The FTC was once among the most desirable federal agencies to work. An internal survey last November revealed that the percentage of staffers across the entire agency who have a “high level of respect” for its senior leaders nosedived to 49% in 2021 when Khan assumed command from 83% in 2020. Christine Wilson, the FTC’s sole remaining Republican commissioner, disclosed last week she plans to resign because of Khan’s “willful disregard of congressionally imposed limits on agency jurisdiction, her defiance of legal precedent and her abuse of power to achieve desired outcomes.”
Khan has set her sights on the tech industry, and she’s so far proven incompetent in that realm as well.
A federal judge earlier this month rejected the FTC’s request to stop Meta, Facebook’s parent company, from buying a small virtual reality start-up, on the grounds it would hinder future competition in an undeveloped market. Even the New York Times acknowledged the ruling was a “stinging defeat.”
Tammy Baldwin Does Oscar Mayer Proud

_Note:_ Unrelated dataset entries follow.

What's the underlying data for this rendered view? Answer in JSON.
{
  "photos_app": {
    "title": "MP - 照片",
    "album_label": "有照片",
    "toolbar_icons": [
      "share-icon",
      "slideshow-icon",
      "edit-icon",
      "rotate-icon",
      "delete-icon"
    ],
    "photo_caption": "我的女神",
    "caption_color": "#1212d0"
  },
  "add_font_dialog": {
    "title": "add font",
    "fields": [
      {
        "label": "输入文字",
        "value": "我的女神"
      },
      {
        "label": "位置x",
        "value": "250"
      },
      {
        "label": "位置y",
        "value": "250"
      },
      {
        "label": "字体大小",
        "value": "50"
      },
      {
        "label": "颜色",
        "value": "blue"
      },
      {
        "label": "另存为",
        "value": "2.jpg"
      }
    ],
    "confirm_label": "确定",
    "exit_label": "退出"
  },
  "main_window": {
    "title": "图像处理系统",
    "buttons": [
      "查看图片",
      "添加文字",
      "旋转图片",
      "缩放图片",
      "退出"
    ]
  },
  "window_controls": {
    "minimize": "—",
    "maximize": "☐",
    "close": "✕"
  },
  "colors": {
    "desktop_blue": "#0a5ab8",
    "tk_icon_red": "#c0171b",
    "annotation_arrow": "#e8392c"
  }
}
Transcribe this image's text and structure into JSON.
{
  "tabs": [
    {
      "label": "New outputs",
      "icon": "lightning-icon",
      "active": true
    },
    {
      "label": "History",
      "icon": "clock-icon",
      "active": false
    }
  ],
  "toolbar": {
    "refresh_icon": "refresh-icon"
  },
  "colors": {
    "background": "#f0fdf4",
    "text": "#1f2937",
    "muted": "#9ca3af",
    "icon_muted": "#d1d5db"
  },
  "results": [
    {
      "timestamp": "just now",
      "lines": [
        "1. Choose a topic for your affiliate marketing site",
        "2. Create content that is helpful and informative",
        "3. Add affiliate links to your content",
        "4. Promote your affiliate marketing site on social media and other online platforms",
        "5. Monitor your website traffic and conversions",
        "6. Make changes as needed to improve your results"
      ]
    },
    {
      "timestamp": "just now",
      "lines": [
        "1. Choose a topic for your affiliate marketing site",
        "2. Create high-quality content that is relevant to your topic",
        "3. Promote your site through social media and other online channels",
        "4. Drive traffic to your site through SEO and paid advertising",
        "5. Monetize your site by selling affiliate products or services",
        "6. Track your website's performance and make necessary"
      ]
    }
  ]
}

Wisconsin Senator Tammy Baldwin is making news in her home state with a letter she sent to Joseph Impicciche, CEO of St. Louis-based Ascension, raising concerns about how the nonprofit health care network invests the returns from its sizable investment portfolio back into its Wisconsin hospitals. The concerns stem from a Milwaukee Magazine investigation and a January report in the Journal Sentinel, both of which reported that Ascension’s five facilities in Milwaukee County have led to staff concerns around patient safety.
Here’s excerpts from Baldwin’s letter:

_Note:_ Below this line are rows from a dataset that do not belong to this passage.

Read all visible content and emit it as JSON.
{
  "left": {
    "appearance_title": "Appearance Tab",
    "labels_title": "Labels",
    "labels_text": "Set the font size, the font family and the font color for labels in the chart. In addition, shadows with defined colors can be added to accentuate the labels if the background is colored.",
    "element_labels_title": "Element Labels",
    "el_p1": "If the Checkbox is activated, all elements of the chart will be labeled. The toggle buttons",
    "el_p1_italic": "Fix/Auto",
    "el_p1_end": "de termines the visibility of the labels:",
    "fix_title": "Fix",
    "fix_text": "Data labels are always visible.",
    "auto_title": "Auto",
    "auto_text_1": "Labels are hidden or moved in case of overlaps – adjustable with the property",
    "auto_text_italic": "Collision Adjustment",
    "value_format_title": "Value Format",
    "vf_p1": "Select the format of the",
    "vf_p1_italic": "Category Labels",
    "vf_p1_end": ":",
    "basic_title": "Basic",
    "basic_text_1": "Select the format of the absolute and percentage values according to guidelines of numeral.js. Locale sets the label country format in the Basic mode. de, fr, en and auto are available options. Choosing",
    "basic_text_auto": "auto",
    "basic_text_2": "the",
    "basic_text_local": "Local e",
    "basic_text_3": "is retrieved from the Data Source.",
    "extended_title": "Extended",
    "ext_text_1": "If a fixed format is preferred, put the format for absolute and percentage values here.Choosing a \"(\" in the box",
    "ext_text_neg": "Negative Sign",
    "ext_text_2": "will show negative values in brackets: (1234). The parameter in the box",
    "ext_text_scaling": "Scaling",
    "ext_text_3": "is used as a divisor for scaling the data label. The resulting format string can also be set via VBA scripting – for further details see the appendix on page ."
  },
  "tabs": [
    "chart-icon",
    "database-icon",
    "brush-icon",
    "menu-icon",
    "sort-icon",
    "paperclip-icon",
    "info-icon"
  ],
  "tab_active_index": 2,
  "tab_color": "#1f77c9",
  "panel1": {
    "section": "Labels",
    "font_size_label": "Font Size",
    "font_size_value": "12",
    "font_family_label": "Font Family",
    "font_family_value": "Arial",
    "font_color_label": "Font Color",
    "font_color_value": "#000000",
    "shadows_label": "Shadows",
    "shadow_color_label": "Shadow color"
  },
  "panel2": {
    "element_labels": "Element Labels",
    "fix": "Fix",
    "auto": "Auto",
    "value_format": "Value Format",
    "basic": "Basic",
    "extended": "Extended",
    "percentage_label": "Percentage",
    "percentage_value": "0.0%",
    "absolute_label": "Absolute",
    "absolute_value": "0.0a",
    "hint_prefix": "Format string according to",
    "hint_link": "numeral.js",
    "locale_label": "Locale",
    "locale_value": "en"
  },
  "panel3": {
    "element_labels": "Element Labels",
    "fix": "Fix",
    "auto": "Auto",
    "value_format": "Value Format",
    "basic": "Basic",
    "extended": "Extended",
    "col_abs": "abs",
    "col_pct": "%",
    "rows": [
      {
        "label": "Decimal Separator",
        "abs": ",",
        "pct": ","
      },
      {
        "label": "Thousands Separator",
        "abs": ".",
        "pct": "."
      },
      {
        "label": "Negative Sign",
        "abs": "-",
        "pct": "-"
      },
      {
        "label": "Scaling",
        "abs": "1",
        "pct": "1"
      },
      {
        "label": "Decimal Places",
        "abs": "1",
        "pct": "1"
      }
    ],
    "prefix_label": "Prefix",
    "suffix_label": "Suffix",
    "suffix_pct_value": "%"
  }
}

As a nonprofit, tax-exempt, health system, Ascension is required to provide charitable benefits to the community … I am concerned that the opposite is occurring – that by operating like a private equity fund, Ascension is squeezing staff, closing facilities, and extracting cash from its member hospitals for dubious “management fees” all to advance its investment activities and provide compensation to its executives.
At this year’s J.P. Morgan Healthcare Conference, your CFO Elizabeth Foshage highlighted Ascension’s $18 billion of cash and investments. This number raises questions about why Ascension, a mission-driven health system with non-profit status, is not prioritizing reinvestment into serving vulnerable communities and its own operations — which should include increasing pay and improving working conditions for its burned out and overextended health care workforce.

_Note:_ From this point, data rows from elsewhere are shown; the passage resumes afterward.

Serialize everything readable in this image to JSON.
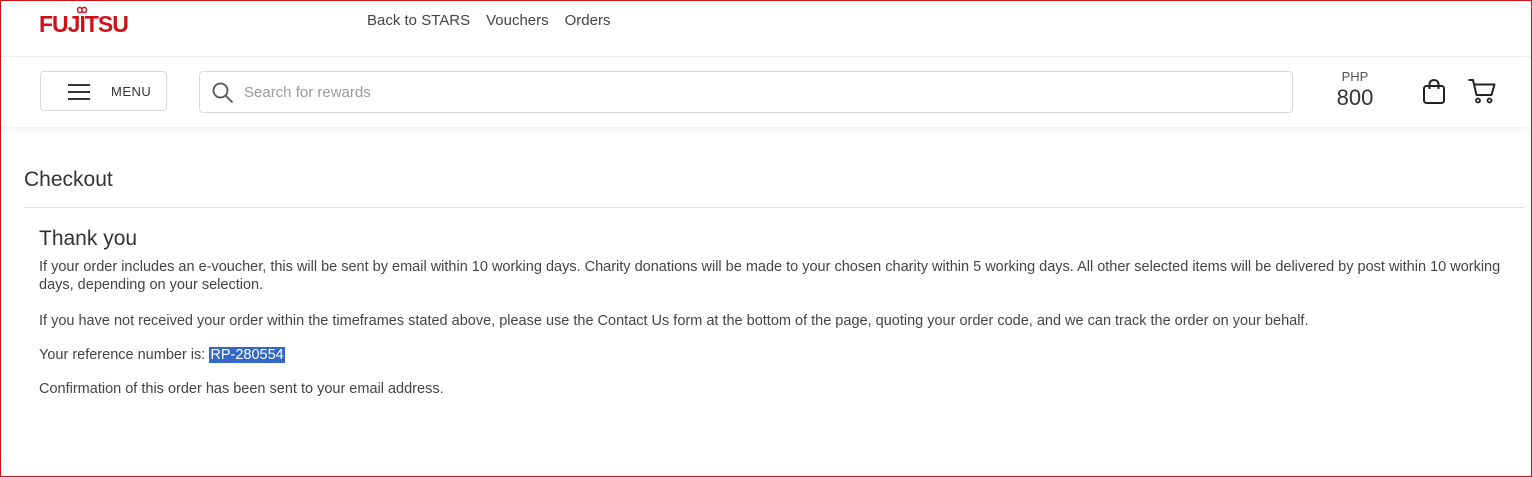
{
  "brand": {
    "logo_text": "FUJITSU",
    "color": "#d0101a"
  },
  "top_nav": {
    "links": [
      "Back to STARS",
      "Vouchers",
      "Orders"
    ]
  },
  "header": {
    "menu_label": "MENU",
    "search_placeholder": "Search for rewards",
    "search_value": "",
    "balance_currency": "PHP",
    "balance_amount": "800",
    "icons": [
      "hamburger-icon",
      "search-icon",
      "shopping-bag-icon",
      "cart-icon"
    ]
  },
  "page": {
    "title": "Checkout",
    "thank_you_heading": "Thank you",
    "paragraph_1": "If your order includes an e-voucher, this will be sent by email within 10 working days. Charity donations will be made to your chosen charity within 5 working days. All other selected items will be delivered by post within 10 working days, depending on your selection.",
    "paragraph_2": "If you have not received your order within the timeframes stated above, please use the Contact Us form at the bottom of the page, quoting your order code, and we can track the order on your behalf.",
    "reference_label": "Your reference number is: ",
    "reference_number": "RP-280554",
    "confirmation": "Confirmation of this order has been sent to your email address."
  },
  "colors": {
    "accent": "#d0101a",
    "selection_highlight": "#3368c8"
  }
}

I represent people who go to Ascension for health care. And I represent people who work there. When I have doctors saying that staffing decisions that hospitals have made are putting patients in jeopardy, that’s a big warning sign.
Given Baldwin’s professed concern for Ascension’s five Milwaukee area facilities, I would have thought she would have been front and center trying to block the Advocate/Atrium merger since it resulted in about a dozen or so Wisconsin hospitals being run out of Charlotte. Aurora St Luke’s Medical Centre in Milwaukee is Wisconsin’s biggest hospital, and the Aurora hospital system is the state’s seventh largest employer.
When Illinois-based Advocate and Wisconsin-based Aurora announced their combination in 2017, they committed to maintaining dual headquarters and that the CEOs of both organizations would serve as co-heads of the merged organization. Aurora’s CEO was gone after 16 months. Six years later, Aurora became an outpost of a North Carolina hospital system.
I can find nary a word of protest from Baldwin about the Advocate/Atrium deal, and she knows the folks at Advocate Aurora quite well. According to public filings, individuals connected to Advocate Aurora contributed $30,000 to Baldwin’s 2018 election campaign, making her far and away the biggest recipient of any political candidate.
With regards to improving healthcare, Baldwin strikes me as full of baloney, and when I think baloney, I think Oscar Mayer. Quite fittingly, Oscar Mayer is based in Madison, Wisconsin’s state capital.